One of the problems with so-called “generic” PHP libraries is that they frequently contain dependencies that are either in conflict with an application, or that require a large amount of duplicate code.
This really shows up in database interfaces. If the library needs to manage persistent data, then there’s going to be a database interface. There are a lot of packages out there that aim to ease the challenges of interfacing to various SQL databases. Being a fan of PEAR, I tend to use MDB2. Others use ADODB. Application frameworks such as Joomla provide their own.
These interfaces only address dealing with SQL databases, but that in itself is a little archaic. What about web services, where the specific implementation of the persistent store is hidden? What about XML based databases using XPATH?
My ACL module attempts to deal with this by completely decoupling the persistent data store from the application. An abstract Data Store class provides methods to create, fetch, and update objects, as well as some specific methods to implement operations that are best implemented with more complex queries, such as one to fetch all permissions related to a set of requesters and assets (in the ACL module a requester is something asking for permission to access an asset).
This means that the core ACL doesn’t have even the slightest hint of SQL in it, and that’s a good thing. There’s something very clean about making the interface to persistent data explicit, clean, and well defined.
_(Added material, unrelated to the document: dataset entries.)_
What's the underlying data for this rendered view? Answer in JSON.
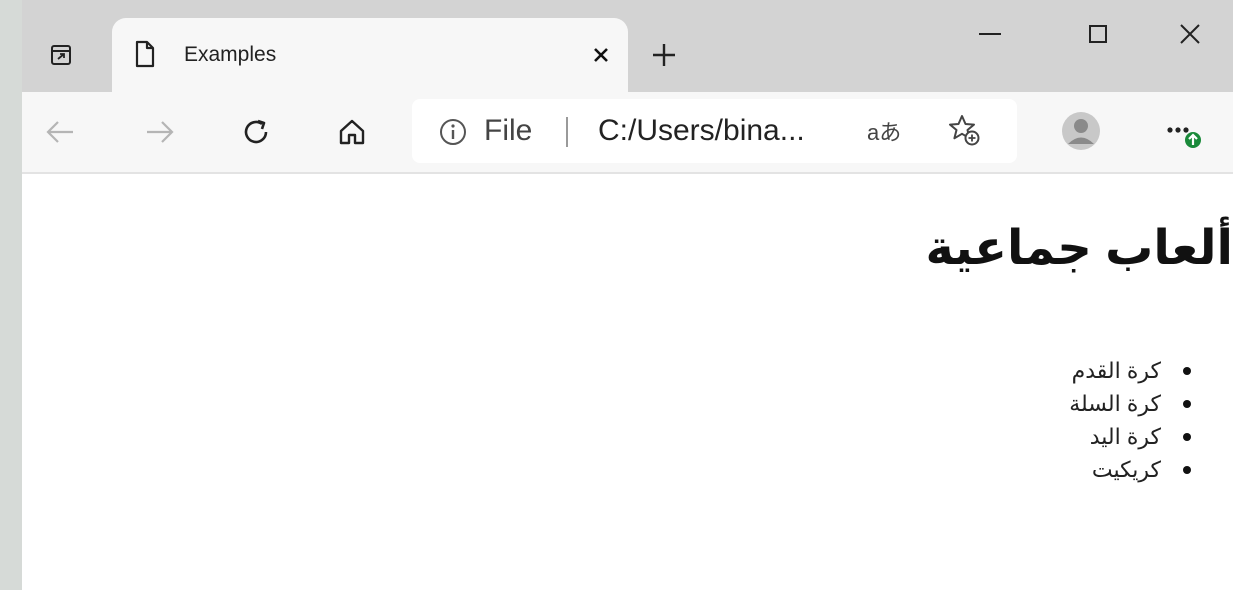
{
  "tab": {
    "title": "Examples"
  },
  "address_bar": {
    "scheme_label": "File",
    "url": "C:/Users/bina...",
    "read_aloud_label": "aあ"
  },
  "page": {
    "heading": "ألعاب جماعية",
    "items": [
      {
        "label": "كرة القدم"
      },
      {
        "label": "كرة السلة"
      },
      {
        "label": "كرة اليد"
      },
      {
        "label": "كريكيت"
      }
    ]
  },
  "icons": {
    "tab_actions": "tab-actions-icon",
    "page": "page-icon",
    "close_tab": "close-icon",
    "new_tab": "plus-icon",
    "minimize": "minimize-icon",
    "maximize": "maximize-icon",
    "close_window": "close-icon",
    "back": "back-arrow-icon",
    "forward": "forward-arrow-icon",
    "refresh": "refresh-icon",
    "home": "home-icon",
    "site_info": "info-icon",
    "favorite": "add-favorite-icon",
    "profile": "profile-icon",
    "more": "more-icon"
  },
  "colors": {
    "tabbar_bg": "#d3d3d3",
    "toolbar_bg": "#f7f7f7",
    "update_badge": "#1a8a3a"
  }
}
Something very interesting happened as a result of organizing things this way. The data store implementation rapidly starts to show similarities with Java Enterprise Beans. There’s little tables that map class properties to database columns, and helper methods that transform the data from the object’s model to the database’s model. This is a little scary, because I’ve seen and heard a wealth of horror stories related to the effort required to configure Enterprise Java applications, and I’m really hesitant to bring those problems into something intended to be quick and easy to implement.
On the other hand, the MDB2 data store wasn’t all that difficult. Next week, after the Joomla bug squashing day, I’ll tackle a data store that’s native to the Joomla framework. I’m pretty sure that will go fairly smoothly. If it does, I’ll have a lot more confidence that the architecture was worth the investment.